Runbooks are a useful first step to an automated solution
If a runbook is mature and covers its ground well, it serves as an almost perfect design document for any subsequent automation solution. So it’s in itself a useful precursor to automation for any non-trivial problem.
Automation is difficult and expensive
It is never free. It requires maintenance. There are always corner cases that you may not have considered. It’s much easier to write: ‘go upstairs’ than build a robot that climbs stairs.
Automation tends to be context-specific
If you have a wide-ranging set of contexts for your problem space, then a runbook provides the flexibility to applied in any of these contexts when paired with a human mind. For example: your shell script solution will need to reliably cater for all these contexts to be useful; not every org can use your Ansible recipe; not every network can access the internet.

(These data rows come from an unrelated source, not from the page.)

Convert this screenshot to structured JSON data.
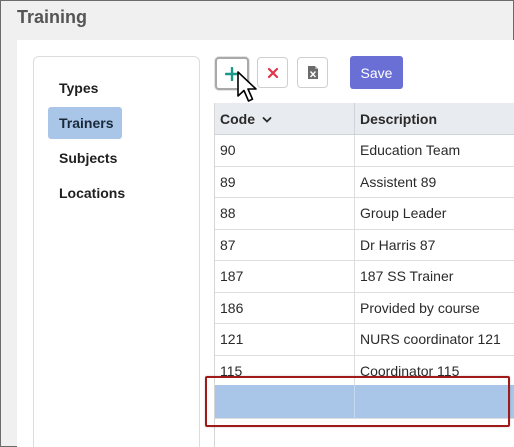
{
  "page": {
    "title": "Training"
  },
  "sidebar": {
    "items": [
      {
        "label": "Types",
        "active": false
      },
      {
        "label": "Trainers",
        "active": true
      },
      {
        "label": "Subjects",
        "active": false
      },
      {
        "label": "Locations",
        "active": false
      }
    ]
  },
  "toolbar": {
    "add_icon": "plus-icon",
    "delete_icon": "close-icon",
    "export_icon": "excel-file-icon",
    "save_label": "Save",
    "colors": {
      "save": "#6a6fd6",
      "add": "#1a9a8a",
      "delete": "#e0364a"
    }
  },
  "grid": {
    "columns": [
      {
        "label": "Code",
        "sort_icon": "chevron-down-icon"
      },
      {
        "label": "Description"
      }
    ],
    "rows": [
      {
        "code": "90",
        "description": "Education Team"
      },
      {
        "code": "89",
        "description": "Assistent 89"
      },
      {
        "code": "88",
        "description": "Group Leader"
      },
      {
        "code": "87",
        "description": "Dr Harris 87"
      },
      {
        "code": "187",
        "description": "187 SS Trainer"
      },
      {
        "code": "186",
        "description": "Provided by course"
      },
      {
        "code": "121",
        "description": "NURS coordinator 121"
      },
      {
        "code": "115",
        "description": "Coordinator 115"
      }
    ],
    "new_row": {
      "code": "",
      "description": ""
    },
    "selected_row_color": "#a9c5e8",
    "highlight_color": "#a11a1a"
  }
}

Automation is not always practicable
In many situations, changing or releasing software to automate a solution is outside your control or influence.
All my thoughts on this subject so far have been predicated on writing proprietary runbooks that are consumed and maintained within an organisation.
What I never considered was gaining the critical mass needed by open sourcing runbooks, and asking others to donate theirs so we can all benefit from each others’ experiences.
So we at Container Solutions have decided to open source the runbooks we have built up that are generally applicable to the community. They are growing all the time, and we will continue to add to them.
Call for Runbooks
We can’t do this alone, so are asking for your help!
- If you have any runbooks that you can donate to the cause lying around in your wikis, please send them in
- If you want to write a new runbook, let us know
- If you want to request a runbook on a particular subject, suggest it